|Active Dates:||1837 - 1921|
United Kingdom (nation)
Great Britain (island)
British Isles (island group)
|Likenesses:||See the frontispiece, p.6 and p.10 of White's 'John Thomson...' (1986).|
|Photographs:||See list of photographs|
Thomson, John (1867), 'The antiquities of Cambodia: a series of photographs taken on the spot, with letterpress description'. Edinburgh.
Thomson, John (1872), 'Foo Chew and the River Min'.
Thomson, John (1873-1874), 'Illustrations of China and its people'. 4 volumes. London: S Low, Marston, Low and Searle.
Thomson, John (1875), 'The straits of Malacca, Indo-China and China, or, Ten years' travels, adventures and residence abroad'. London : S. Low, Marston, Low, and Searle.
Thomson, John and Smith, Adolphe (1877-78), 'Street life in London'. London: Sampson Low, Marston, Searle, and Rivington.
Thomson, John (1879), 'Through Cyprus with the camera: in the autumn of 1878'. London: Sampson Low, Marston, Searle, and Rivington.
Thomson, John (1898), 'Through China with a camera'. Westminster: A. Constable and Co.
|Related Entries:||None found.|
John Thomson was born in 1837 in Edinburgh, Scotland. He was educated in Edinburgh and studied chemistry at Edinburgh University (Browne and Partnow 1983, p.616).
Thomson moved to the Far East in 1862, settling first in Penang and then in Singapore. In October 1864 Thomson visited India, travelling via Ceylon (now Sri Lanka). The following year, Thomson, growing bored of studio work, set out for Siam (now Thailand). From Siam, Thomson went on to Cambodia. He returned to Singapore in May 1866 and then went on to Scotland. He remained in Scotland for a brief period, presenting papers and publishing his some of his work. In 1867 he travelled to the Far East once again, visiting Singapore, Vietnam and then Hong Kong. He remained in Hong Kong, making valuable contacts and establishing a studio. Within a few years though Thomson was travelling once again, this time exploring China. After making an extensive photographic record of China, Thomson went on to Formosa (now Taiwan) and then returned to China.

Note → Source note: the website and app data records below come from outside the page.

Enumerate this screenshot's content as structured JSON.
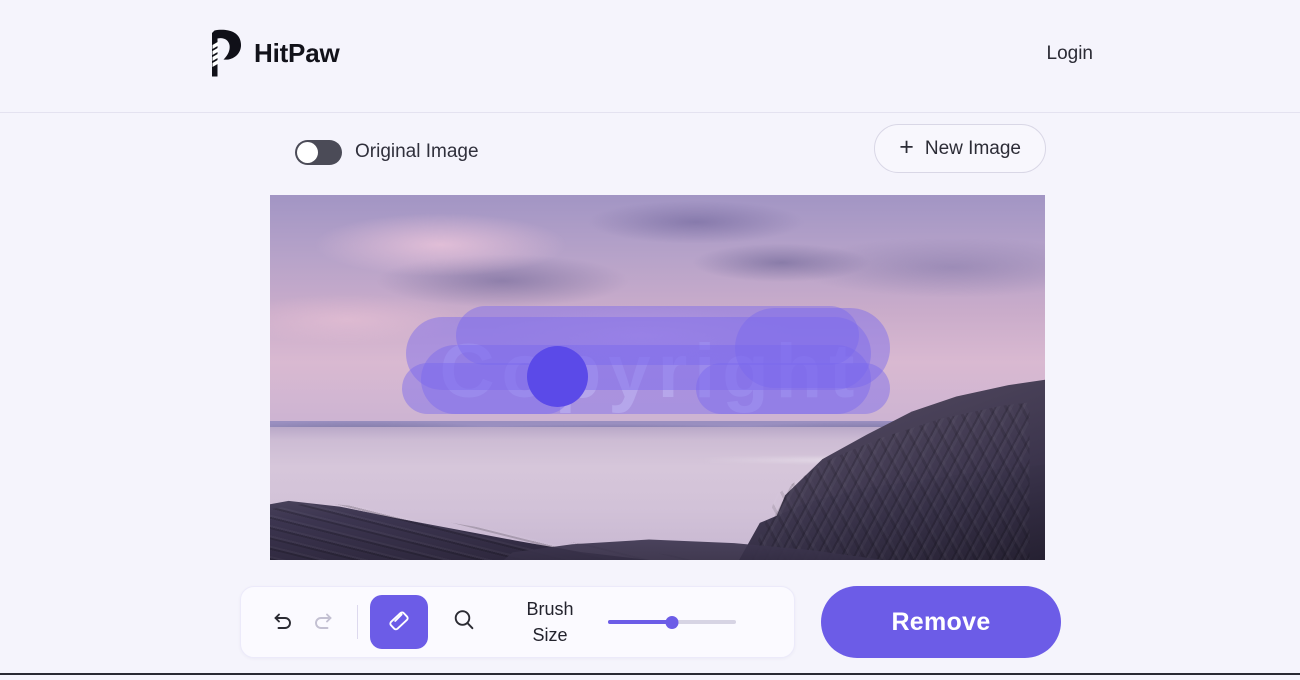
{
  "header": {
    "brand_name": "HitPaw",
    "logo_icon": "hitpaw-paw-p-logo",
    "login_label": "Login"
  },
  "controls": {
    "original_toggle": {
      "label": "Original Image",
      "state": "off"
    },
    "new_image_button": {
      "label": "New Image",
      "icon": "plus-icon"
    }
  },
  "canvas": {
    "watermark_text": "Copyright",
    "mask_color": "#7b68ee",
    "brush_cursor_color": "#5b4ae8",
    "scene": "coastal sunset seascape with purple sky, misty water and dark rocks"
  },
  "toolbar": {
    "undo": {
      "icon": "undo-icon",
      "state": "enabled"
    },
    "redo": {
      "icon": "redo-icon",
      "state": "disabled"
    },
    "eraser": {
      "icon": "eraser-icon",
      "state": "active"
    },
    "zoom": {
      "icon": "magnifier-icon",
      "state": "inactive"
    },
    "brush_size": {
      "label_line1": "Brush",
      "label_line2": "Size",
      "value": 50,
      "min": 0,
      "max": 100
    }
  },
  "actions": {
    "remove_label": "Remove"
  },
  "colors": {
    "accent": "#6c5ce7",
    "background": "#f5f4fc",
    "toggle_off": "#4b4b57"
  }
}
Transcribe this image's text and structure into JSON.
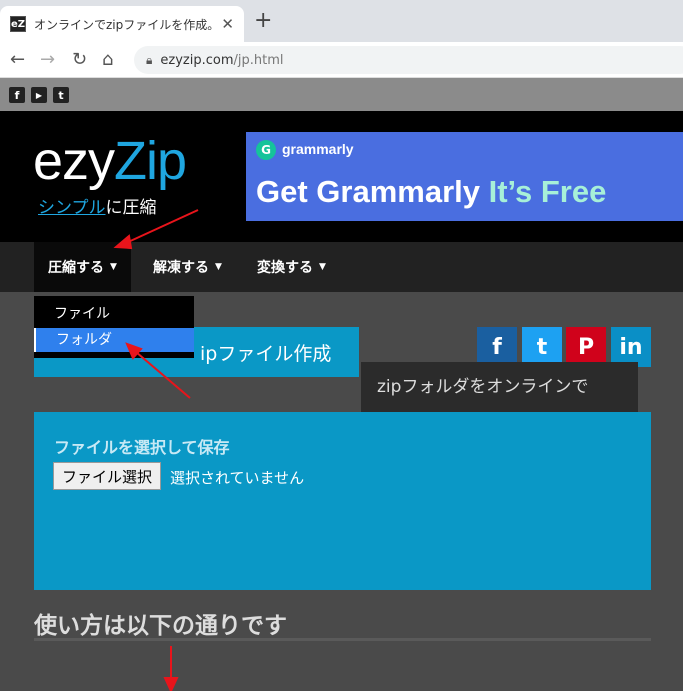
{
  "browser": {
    "tab_title": "オンラインでzipファイルを作成。高速、",
    "tab_favicon": "eZ",
    "close_glyph": "✕",
    "new_tab_glyph": "+",
    "url_domain": "ezyzip.com",
    "url_path": "/jp.html"
  },
  "social_strip": {
    "icons": [
      "f",
      "▶",
      "t"
    ]
  },
  "header": {
    "logo_prefix": "ezy",
    "logo_zip": "Zip",
    "tagline_link": "シンプル",
    "tagline_rest": "に圧縮"
  },
  "ad": {
    "brand": "grammarly",
    "logo_glyph": "G",
    "headline_main": "Get Grammarly ",
    "headline_free": "It’s Free"
  },
  "nav": {
    "items": [
      {
        "label": "圧縮する"
      },
      {
        "label": "解凍する"
      },
      {
        "label": "変換する"
      }
    ],
    "caret": "▼"
  },
  "dropdown": {
    "items": [
      {
        "label": "ファイル"
      },
      {
        "label": "フォルダ"
      }
    ]
  },
  "main": {
    "title": "ipファイル作成",
    "tooltip": "zipフォルダをオンラインで",
    "share": [
      {
        "glyph": "f",
        "color": "#1a5fa0"
      },
      {
        "glyph": "t",
        "color": "#1da1f2"
      },
      {
        "glyph": "P",
        "color": "#d0021b"
      },
      {
        "glyph": "in",
        "color": "#0a8fc6"
      }
    ],
    "upload_label": "ファイルを選択して保存",
    "file_button": "ファイル選択",
    "file_status": "選択されていません",
    "howto_heading": "使い方は以下の通りです"
  }
}
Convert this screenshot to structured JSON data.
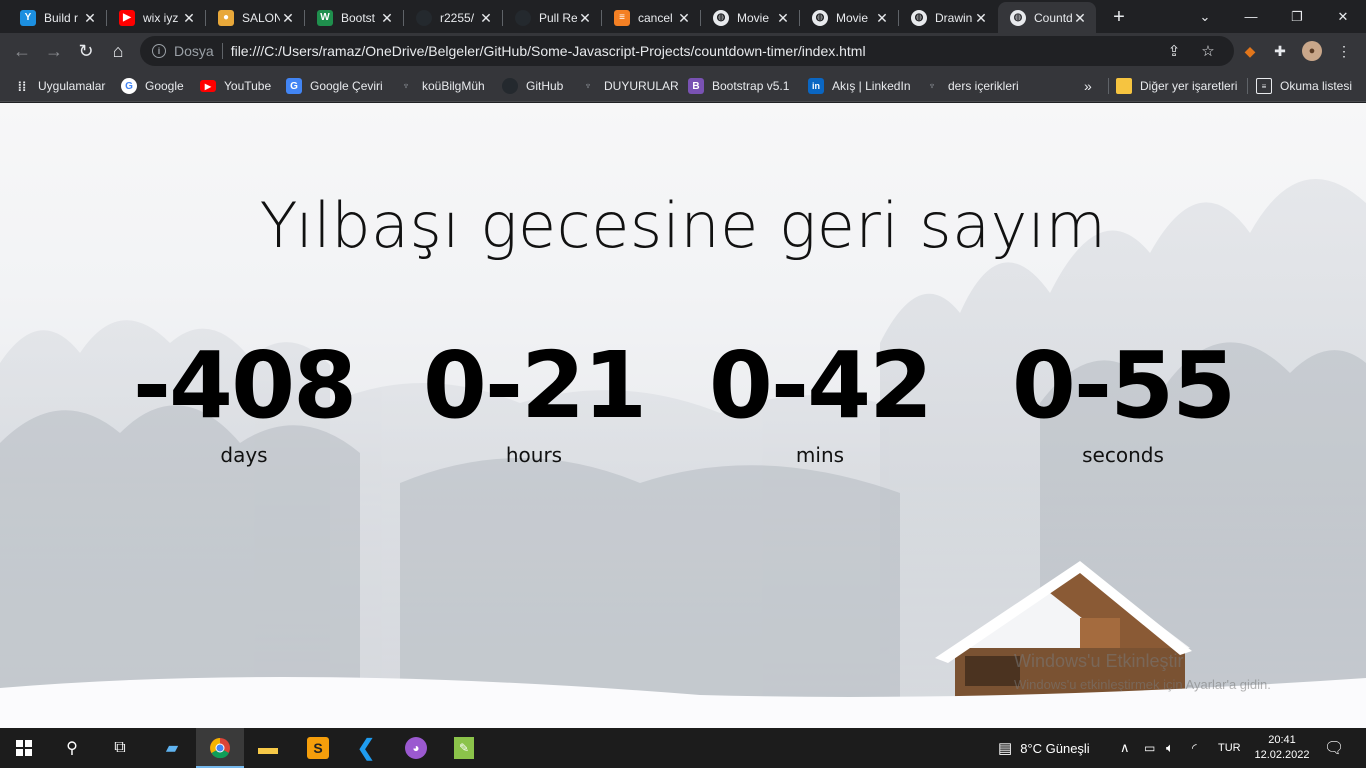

In 1872 Thomson briefly returned to Hong Kong and sailed back to England.
Thomson set himself to publishing his work, producing a number of volumes. In 1877, in collaboration with Adolphe Smith, he made a photographic study of the London poor. However, the series, which was called 'Street life in London', ceased publication the following January. In 1878 Thomson travelled to Cyprus, but this was to be the last of his photographic excursions. On his return to England, Thomson set about establishing a portrait studio. In 1886 he was appointed tutor in photography to explorers by the Royal Geographical Society.
Thomson married Isobel Petrie in November 1868. He had six children. He died in October 1921 (White 1986, pp.9-36).